(EXERCISE OBJECTIVE): Please find every line of the listing below where "Προσθήκη" occurs and copy it.

[Opening THE DATA section]

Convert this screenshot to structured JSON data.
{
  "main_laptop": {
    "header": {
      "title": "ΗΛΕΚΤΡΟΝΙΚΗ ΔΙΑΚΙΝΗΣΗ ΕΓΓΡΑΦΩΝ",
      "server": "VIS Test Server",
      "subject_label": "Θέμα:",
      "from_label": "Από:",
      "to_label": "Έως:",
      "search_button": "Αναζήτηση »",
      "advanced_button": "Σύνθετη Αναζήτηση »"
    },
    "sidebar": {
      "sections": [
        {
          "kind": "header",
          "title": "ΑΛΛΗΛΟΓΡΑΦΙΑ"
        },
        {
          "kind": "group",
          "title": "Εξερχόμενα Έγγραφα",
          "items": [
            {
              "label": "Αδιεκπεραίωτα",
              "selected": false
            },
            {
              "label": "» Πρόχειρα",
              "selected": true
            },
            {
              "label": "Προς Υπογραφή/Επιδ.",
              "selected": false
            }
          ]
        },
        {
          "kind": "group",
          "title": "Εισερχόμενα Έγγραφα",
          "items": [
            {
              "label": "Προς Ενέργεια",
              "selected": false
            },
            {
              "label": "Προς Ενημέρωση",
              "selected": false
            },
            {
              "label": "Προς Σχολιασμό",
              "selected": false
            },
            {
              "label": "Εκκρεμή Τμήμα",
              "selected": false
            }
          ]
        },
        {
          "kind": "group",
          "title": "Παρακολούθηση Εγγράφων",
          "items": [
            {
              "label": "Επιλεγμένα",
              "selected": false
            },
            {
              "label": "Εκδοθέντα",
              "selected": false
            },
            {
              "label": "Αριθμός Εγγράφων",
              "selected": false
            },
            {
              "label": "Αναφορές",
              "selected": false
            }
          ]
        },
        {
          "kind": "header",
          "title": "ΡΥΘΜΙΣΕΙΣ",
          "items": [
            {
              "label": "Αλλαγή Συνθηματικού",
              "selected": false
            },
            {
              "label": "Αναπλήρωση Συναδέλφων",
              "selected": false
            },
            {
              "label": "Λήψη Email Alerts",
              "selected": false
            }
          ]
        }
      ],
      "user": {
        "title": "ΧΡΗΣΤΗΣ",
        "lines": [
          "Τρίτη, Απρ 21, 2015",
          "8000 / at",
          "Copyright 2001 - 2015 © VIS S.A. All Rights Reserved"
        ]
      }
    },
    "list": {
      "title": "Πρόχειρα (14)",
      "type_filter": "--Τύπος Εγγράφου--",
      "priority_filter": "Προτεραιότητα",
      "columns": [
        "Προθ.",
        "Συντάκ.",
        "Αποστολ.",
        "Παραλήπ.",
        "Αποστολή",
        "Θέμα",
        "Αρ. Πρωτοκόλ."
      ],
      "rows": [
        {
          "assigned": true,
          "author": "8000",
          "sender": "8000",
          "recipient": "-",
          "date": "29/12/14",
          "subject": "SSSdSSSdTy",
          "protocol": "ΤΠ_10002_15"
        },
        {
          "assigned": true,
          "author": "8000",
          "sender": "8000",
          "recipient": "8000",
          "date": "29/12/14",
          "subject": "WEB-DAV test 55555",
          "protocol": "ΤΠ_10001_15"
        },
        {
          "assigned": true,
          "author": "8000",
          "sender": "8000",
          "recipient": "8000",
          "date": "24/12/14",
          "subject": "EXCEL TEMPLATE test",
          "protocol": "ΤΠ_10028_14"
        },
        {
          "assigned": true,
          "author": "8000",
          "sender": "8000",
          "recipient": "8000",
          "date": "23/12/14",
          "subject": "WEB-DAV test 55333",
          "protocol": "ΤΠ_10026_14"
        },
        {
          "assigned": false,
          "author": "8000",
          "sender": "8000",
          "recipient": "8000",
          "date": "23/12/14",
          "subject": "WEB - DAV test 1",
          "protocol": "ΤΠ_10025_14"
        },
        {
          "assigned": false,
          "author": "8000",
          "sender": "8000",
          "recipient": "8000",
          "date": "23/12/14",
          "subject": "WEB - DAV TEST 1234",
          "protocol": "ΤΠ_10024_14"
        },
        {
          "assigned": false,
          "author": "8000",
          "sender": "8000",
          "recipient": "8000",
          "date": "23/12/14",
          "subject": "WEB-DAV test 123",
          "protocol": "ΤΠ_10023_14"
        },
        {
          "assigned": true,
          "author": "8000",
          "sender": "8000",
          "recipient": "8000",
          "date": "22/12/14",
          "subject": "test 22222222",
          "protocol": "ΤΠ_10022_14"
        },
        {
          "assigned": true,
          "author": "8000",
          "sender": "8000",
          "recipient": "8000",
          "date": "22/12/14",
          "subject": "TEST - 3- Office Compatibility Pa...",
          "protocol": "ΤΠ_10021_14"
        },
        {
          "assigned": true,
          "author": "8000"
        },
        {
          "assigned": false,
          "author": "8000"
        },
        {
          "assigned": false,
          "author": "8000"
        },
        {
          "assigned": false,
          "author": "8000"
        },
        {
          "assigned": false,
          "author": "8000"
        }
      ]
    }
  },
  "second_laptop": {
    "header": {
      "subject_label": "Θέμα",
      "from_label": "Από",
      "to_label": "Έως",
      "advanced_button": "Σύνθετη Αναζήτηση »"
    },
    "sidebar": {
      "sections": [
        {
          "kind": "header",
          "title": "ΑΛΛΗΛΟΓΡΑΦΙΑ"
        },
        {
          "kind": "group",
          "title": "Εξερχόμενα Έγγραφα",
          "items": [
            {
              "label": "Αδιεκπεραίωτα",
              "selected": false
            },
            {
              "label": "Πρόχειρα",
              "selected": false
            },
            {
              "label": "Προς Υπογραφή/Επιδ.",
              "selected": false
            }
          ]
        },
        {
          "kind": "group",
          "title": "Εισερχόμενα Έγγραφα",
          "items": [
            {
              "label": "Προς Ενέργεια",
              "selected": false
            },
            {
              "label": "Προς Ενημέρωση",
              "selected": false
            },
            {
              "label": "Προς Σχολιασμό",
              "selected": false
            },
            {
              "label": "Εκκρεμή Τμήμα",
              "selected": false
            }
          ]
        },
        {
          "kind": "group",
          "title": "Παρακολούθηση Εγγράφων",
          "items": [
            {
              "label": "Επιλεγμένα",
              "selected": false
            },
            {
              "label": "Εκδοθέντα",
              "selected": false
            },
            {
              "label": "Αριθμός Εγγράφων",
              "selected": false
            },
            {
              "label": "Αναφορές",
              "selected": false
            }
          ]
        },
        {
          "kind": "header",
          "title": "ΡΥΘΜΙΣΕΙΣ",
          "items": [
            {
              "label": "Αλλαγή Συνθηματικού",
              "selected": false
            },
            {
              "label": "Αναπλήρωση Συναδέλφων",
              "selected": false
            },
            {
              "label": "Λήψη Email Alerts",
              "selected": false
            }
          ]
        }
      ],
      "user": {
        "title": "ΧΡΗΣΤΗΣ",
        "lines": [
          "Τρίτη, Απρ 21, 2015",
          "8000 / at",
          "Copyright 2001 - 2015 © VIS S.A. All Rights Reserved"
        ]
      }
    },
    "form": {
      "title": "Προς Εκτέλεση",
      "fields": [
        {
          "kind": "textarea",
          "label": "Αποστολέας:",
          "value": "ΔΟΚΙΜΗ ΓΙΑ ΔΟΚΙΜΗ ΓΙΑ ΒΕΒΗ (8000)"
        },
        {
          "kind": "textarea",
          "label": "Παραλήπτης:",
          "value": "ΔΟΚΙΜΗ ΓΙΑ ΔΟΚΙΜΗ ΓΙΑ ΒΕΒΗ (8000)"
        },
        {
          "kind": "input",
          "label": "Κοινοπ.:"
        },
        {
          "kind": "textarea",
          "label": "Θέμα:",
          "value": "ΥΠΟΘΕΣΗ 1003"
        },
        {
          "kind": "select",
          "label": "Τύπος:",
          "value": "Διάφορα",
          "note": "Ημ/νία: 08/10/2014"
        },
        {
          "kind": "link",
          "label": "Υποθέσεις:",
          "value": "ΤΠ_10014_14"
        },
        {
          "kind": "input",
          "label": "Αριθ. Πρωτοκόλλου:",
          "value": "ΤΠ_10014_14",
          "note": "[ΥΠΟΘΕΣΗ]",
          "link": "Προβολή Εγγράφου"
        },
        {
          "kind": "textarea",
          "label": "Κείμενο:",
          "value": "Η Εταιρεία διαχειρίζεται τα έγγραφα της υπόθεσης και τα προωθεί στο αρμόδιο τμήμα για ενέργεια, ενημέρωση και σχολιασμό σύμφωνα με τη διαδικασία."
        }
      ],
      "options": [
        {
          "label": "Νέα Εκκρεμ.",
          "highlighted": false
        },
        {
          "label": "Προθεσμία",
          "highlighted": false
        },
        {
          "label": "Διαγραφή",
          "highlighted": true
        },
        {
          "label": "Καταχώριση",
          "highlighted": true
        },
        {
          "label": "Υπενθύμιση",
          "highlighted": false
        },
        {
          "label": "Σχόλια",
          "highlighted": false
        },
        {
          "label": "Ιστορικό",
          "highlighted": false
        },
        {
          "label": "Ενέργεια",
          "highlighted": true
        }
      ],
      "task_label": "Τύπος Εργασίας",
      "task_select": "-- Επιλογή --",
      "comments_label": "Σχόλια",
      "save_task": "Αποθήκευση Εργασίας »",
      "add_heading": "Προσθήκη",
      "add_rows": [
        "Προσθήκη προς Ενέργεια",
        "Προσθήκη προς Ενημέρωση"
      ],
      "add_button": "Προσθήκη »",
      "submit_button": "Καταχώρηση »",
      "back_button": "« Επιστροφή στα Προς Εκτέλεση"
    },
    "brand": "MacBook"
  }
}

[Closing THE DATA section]

(EXPECTED ANSWER):
      "add_heading": "Προσθήκη",
        "Προσθήκη προς Ενέργεια",
        "Προσθήκη προς Ενημέρωση"
      "add_button": "Προσθήκη »",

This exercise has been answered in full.